◆ **Problem**: Throughout the listing below, show every line in which "description" occurs.

◆ **Given data**:
____
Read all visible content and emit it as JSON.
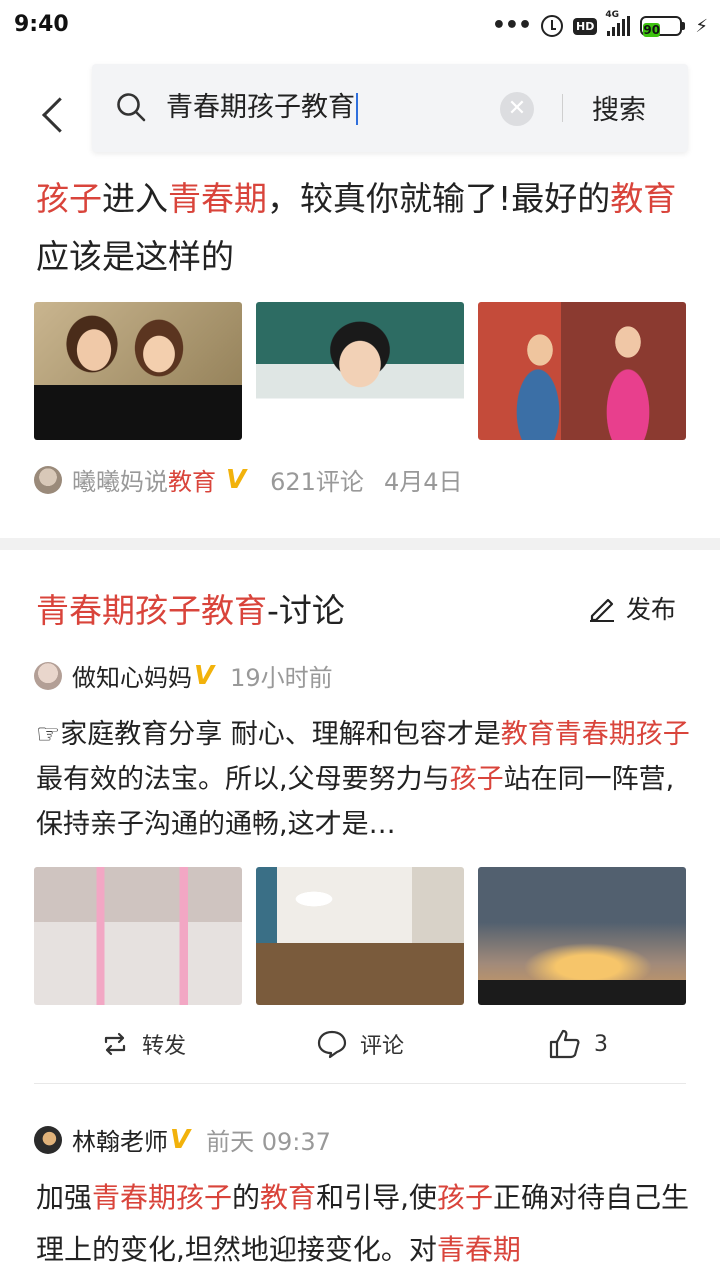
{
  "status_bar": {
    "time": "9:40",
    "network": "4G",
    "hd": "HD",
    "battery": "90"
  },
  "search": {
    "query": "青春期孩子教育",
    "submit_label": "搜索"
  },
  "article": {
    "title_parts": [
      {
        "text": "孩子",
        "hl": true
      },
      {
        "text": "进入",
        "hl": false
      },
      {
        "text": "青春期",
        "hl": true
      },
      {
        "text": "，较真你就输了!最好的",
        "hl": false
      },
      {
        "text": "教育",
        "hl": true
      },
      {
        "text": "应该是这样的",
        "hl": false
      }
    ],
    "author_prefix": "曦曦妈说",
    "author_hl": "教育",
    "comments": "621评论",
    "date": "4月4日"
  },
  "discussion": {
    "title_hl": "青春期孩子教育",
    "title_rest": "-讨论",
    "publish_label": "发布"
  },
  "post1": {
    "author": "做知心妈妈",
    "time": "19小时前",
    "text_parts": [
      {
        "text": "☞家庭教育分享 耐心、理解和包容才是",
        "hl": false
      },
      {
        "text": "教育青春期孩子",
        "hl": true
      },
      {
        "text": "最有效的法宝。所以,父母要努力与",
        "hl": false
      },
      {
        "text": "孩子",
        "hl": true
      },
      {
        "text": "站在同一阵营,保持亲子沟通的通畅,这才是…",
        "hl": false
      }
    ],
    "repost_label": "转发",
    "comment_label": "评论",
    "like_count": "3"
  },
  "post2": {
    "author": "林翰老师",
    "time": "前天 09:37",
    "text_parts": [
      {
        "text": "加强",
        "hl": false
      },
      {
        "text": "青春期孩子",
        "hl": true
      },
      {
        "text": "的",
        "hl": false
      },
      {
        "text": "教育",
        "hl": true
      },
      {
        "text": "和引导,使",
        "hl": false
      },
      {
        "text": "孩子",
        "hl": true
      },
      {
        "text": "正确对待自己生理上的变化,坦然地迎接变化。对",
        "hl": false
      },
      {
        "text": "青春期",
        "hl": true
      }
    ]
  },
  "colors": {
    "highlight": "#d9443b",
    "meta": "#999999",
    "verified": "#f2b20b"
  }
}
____
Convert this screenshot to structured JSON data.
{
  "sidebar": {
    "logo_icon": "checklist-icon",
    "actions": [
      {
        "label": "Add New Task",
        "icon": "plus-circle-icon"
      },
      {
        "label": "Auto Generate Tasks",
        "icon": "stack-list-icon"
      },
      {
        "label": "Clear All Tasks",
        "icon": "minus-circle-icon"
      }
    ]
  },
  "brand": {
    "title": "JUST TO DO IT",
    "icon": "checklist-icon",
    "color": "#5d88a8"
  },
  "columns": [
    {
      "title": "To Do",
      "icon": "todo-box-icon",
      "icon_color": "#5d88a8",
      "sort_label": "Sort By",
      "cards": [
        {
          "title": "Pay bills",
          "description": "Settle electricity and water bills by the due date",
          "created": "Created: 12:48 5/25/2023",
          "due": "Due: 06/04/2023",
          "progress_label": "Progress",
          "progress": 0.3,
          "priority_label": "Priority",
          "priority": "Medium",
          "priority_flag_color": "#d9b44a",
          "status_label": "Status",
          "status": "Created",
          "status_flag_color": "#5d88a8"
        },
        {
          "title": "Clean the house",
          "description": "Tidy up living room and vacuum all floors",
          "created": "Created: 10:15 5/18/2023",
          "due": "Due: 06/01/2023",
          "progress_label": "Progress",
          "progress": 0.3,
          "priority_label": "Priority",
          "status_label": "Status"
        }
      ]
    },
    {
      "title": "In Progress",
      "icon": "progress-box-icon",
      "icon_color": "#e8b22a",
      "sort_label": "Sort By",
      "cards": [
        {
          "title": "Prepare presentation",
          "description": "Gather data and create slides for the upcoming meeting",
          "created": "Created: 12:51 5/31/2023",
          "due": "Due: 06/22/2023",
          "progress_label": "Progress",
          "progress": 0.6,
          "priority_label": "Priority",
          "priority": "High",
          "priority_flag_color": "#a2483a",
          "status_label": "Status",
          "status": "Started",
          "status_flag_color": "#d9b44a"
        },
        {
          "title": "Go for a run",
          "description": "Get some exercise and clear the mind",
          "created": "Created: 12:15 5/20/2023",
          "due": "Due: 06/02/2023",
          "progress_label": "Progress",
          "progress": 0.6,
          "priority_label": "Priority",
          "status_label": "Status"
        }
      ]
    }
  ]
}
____
◆ **Your solution**:
          "description": "Settle electricity and water bills by the due date",
          "description": "Tidy up living room and vacuum all floors",
          "description": "Gather data and create slides for the upcoming meeting",
          "description": "Get some exercise and clear the mind",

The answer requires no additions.